  4. Pablo Kurlat & Laura Veldkamp, 2012. "Should We Regulate Financial Information," Working Papers 12-15, New York University, Leonard N. Stern School of Business, Department of Economics.
  5. Jennie Bai & Thomas Philippon & Alexi Savov, 2013. "Have Financial Markets Become More Informative?," NBER Working Papers 19728, National Bureau of Economic Research, Inc.
  6. Philip Bond & Alex Edmans & Itay Goldstein, 2011. "The Real Effects of Financial Markets," NBER Working Papers 17719, National Bureau of Economic Research, Inc.
  7. Tarek Alexander Hassan & Thomas Mertens, 2014. "Information Aggregation in a DSGE Model," NBER Chapters, in: NBER Macroeconomics Annual 2014, Volume 29 National Bureau of Economic Research, Inc.
  8. Avanidhar Subrahmanyam & Sheridan Titman, 2013. "Financial Market Shocks and the Macroeconomy," NBER Working Papers 19383, National Bureau of Economic Research, Inc.
  9. Tarek A. Hassan & Thomas M. Mertens, 2014. "Information Aggregation in a DSGE Model," NBER Working Papers 20193, National Bureau of Economic Research, Inc.

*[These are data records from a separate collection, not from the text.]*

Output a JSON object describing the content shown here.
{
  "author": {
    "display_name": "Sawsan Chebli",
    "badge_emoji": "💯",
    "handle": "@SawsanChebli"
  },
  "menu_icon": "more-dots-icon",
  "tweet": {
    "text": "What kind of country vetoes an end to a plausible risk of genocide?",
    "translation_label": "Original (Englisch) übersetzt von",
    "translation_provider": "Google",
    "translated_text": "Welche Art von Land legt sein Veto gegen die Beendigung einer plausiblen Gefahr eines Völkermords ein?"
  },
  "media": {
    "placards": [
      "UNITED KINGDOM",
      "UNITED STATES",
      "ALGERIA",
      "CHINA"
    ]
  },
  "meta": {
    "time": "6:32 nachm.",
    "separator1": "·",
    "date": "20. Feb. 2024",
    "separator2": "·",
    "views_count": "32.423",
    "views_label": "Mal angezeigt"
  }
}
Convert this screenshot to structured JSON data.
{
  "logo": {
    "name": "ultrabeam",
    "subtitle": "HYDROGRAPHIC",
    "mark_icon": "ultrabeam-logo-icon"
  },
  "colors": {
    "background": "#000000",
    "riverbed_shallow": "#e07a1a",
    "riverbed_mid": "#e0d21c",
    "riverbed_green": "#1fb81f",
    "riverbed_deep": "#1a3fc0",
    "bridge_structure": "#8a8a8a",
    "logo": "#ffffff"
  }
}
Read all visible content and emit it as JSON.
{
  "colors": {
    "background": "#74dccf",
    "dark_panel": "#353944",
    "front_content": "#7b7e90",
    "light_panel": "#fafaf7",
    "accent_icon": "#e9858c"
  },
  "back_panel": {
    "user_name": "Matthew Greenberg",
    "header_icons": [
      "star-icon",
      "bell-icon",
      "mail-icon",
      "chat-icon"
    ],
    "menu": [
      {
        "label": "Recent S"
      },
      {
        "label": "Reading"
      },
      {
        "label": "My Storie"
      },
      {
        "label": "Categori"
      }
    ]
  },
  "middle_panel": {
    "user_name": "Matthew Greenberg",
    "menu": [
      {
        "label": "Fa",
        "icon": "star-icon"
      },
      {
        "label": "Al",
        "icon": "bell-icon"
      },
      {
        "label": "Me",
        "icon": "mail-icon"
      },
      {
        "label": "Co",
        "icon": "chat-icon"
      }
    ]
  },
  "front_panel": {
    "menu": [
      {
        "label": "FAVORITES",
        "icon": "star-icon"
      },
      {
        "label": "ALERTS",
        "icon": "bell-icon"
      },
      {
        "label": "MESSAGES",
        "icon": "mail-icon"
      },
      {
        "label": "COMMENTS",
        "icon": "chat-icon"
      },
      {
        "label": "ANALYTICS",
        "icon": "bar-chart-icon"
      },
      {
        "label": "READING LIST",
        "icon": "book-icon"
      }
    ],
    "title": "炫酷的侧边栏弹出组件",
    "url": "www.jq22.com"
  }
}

Lists

This item is not listed on Wikipedia, on a reading list or among the top items on IDEAS.

Statistics

Access and download statistics

Corrections

When requesting a correction, please mention this item's handle: RePEc:eee:jfinec:v:109:y:2013:i:2:p:566-582. See general information about how to correct material in RePEc.

For technical questions regarding this item, or to correct its authors, title, abstract, bibliographic or download information, contact: (Zhang, Lei).

If you have authored this item and are not yet registered with RePEc, we encourage you to do it here. This allows to link your profile to this item. It also allows you to accept potential citations to this item that we are uncertain about.

If references are entirely missing, you can add them using this form.

If the full references list an item that is present in RePEc, but the system did not link to it, you can help with this form.

If you know of missing items citing this one, you can help us creating those links by adding the relevant references in the same way as above, for each refering item. If you are a registered author of this item, you may also want to check the "citations" tab in your profile, as there may be some citations waiting for confirmation.

Please note that corrections may take a couple of weeks to filter through the various RePEc services.